I work with clients on writing/editing projects, everything from press releases to book-length pieces, to private company branding and messaging. I started a print magazine of longform journalism on place, palate and pleasure in 2012, then moved it online. I also write a lot of narrative nonfiction and what I call “passion journalism”—I love writing in an inspired way, whether that’s about my life or about someone who is sharing their passion with me.
Whether I’m writing a news story, personal poetry, or a food and travel article, the purpose I strive for is to be the conduit for a genuine connection between my subject and readers.
In 2014, I set intentions.
I am going to love harder, but not need hard love. I am going to be fluid in a way that doesn’t belittle the beauty of discipline. I am going to understand better my boundaries, my edges, my swinging pendulums, my centers. I am going to let indulgence be just that, and take full pleasure in its fleeting nature. I am going to be patient and hold my fire, knowing that holding it doesn’t temper me, but strengthens me. I am going to know myself better, but not let that quest become an excuse for isolation and intolerance of others. I am going to get out of my own way and allow myself to be incandescent. I am going to let appreciation melt into reverence.
Happy New Year, everyone.
P.S. I have started a sweet, small site about the way I change my story in 2014. It’s called: Today I’m. Enjoy.
I was talking with my friend Sylvia about the cozy, gorgeous, one-bedroom apartment on Pearl Street that I want. It’s effectively double what I’ve ever paid for rent in my life.
I told her this, and then immediately remarked how if I didn’t get it, well, I had always wanted to travel during the Winter… which is true, and still mostly true. But I’ve been needing a nest so much more as I grow and expand. A mother home.
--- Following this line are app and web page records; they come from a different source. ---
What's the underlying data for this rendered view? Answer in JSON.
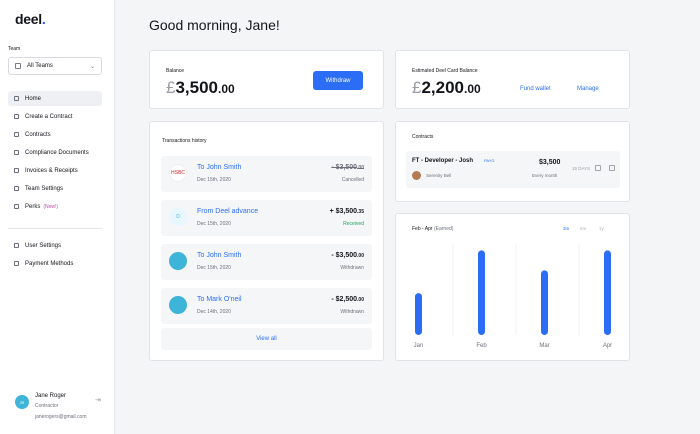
{
  "brand": {
    "name": "deel",
    "dot": "."
  },
  "sidebar": {
    "team_label": "Team",
    "team_value": "All Teams",
    "nav": [
      {
        "label": "Home",
        "icon": "home-icon",
        "active": true
      },
      {
        "label": "Create a Contract",
        "icon": "document-plus-icon"
      },
      {
        "label": "Contracts",
        "icon": "contracts-icon"
      },
      {
        "label": "Compliance Documents",
        "icon": "compliance-icon"
      },
      {
        "label": "Invoices & Receipts",
        "icon": "invoice-icon"
      },
      {
        "label": "Team Settings",
        "icon": "team-settings-icon"
      },
      {
        "label": "Perks",
        "icon": "perks-icon",
        "badge": "(New!)"
      }
    ],
    "nav_secondary": [
      {
        "label": "User Settings",
        "icon": "user-icon"
      },
      {
        "label": "Payment Methods",
        "icon": "payment-methods-icon"
      }
    ],
    "user": {
      "initials": "JR",
      "name": "Jane Roger",
      "role": "Contractor",
      "email": "janerogers@gmail.com"
    }
  },
  "greeting": "Good morning, Jane!",
  "balance": {
    "label": "Balance",
    "currency": "£",
    "whole": "3,500",
    "decimals": ".00",
    "button": "Withdraw"
  },
  "deel_card": {
    "label": "Estimated Deel Card Balance",
    "currency": "£",
    "whole": "2,200",
    "decimals": ".00",
    "fund_link": "Fund wallet",
    "manage_link": "Manage"
  },
  "transactions": {
    "title": "Transactions history",
    "items": [
      {
        "title": "To John Smith",
        "date": "Dec 15th, 2020",
        "amount": "- $3,500",
        "decimals": ".00",
        "status": "Cancelled",
        "icon": "hsbc-bank-icon",
        "icon_text": "HSBC",
        "icon_bg": "#ffffff",
        "strike": true,
        "positive": false
      },
      {
        "title": "From Deel advance",
        "date": "Dec 15th, 2020",
        "amount": "+ $3,500",
        "decimals": ".35",
        "status": "Received",
        "icon": "deel-advance-icon",
        "icon_text": "D",
        "icon_bg": "#e8f7ff",
        "strike": false,
        "positive": true
      },
      {
        "title": "To John Smith",
        "date": "Dec 15th, 2020",
        "amount": "- $3,500",
        "decimals": ".00",
        "status": "Withdrawn",
        "icon": "bank-transfer-icon",
        "icon_text": "",
        "icon_bg": "#3fb4d9",
        "strike": false,
        "positive": false
      },
      {
        "title": "To Mark O'neil",
        "date": "Dec 14th, 2020",
        "amount": "- $2,500",
        "decimals": ".00",
        "status": "Withdrawn",
        "icon": "bank-transfer-icon",
        "icon_text": "",
        "icon_bg": "#3fb4d9",
        "strike": false,
        "positive": false
      }
    ],
    "view_all": "View all"
  },
  "contracts": {
    "title": "Contracts",
    "items": [
      {
        "title": "FT - Developer - Josh",
        "badge": "PAYG",
        "person": "Serenity Bell",
        "amount": "$3,500",
        "period": "Every month",
        "days": "15 DAYS"
      }
    ]
  },
  "earnings_chart": {
    "title": "Feb - Apr",
    "subtitle": "(Earned)",
    "ranges": [
      "3m",
      "6m",
      "1y"
    ],
    "active_range": "3m",
    "accent": "#2b6ef5"
  },
  "chart_data": {
    "type": "bar",
    "categories": [
      "Jan",
      "Feb",
      "Mar",
      "Apr"
    ],
    "values": [
      46,
      93,
      71,
      93
    ],
    "ylim": [
      0,
      100
    ],
    "grid": true,
    "title": "Feb - Apr (Earned)"
  }
}
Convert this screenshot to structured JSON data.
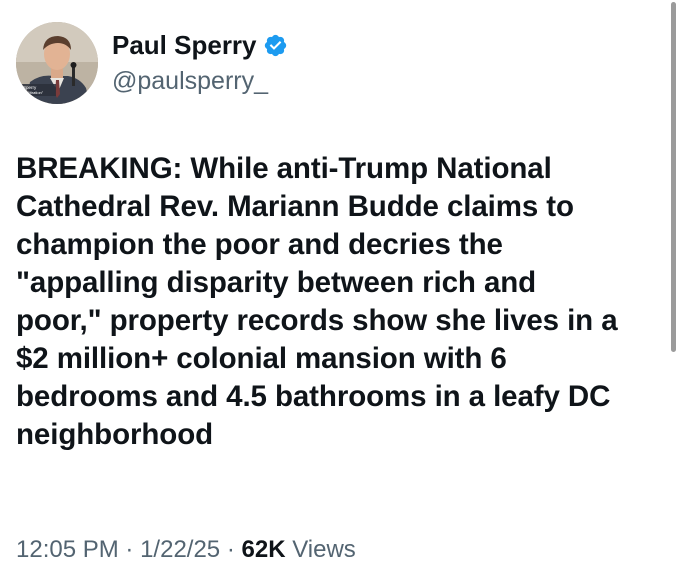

A cocoon.
She replied that I need to believe I deserve it.
I’m back in Boulder now, riding my bicycle, doing yoga, sipping single-origin espresso, writing poetry, interviewing amazing people, sharing wine and dinner with girlfriends. It’s crisp but sunny, summer’s digestif.
It’s hearty, life here, and I can’t imagine tearing myself from it. In a traveling way, sure—in a permanent displacement way, no. Not yet. When I’m here, I can create a reflection of what I see around me—bliss, growth, magic—and store it inside myself as feeling. But, I find I have to keep coming back to recharge it.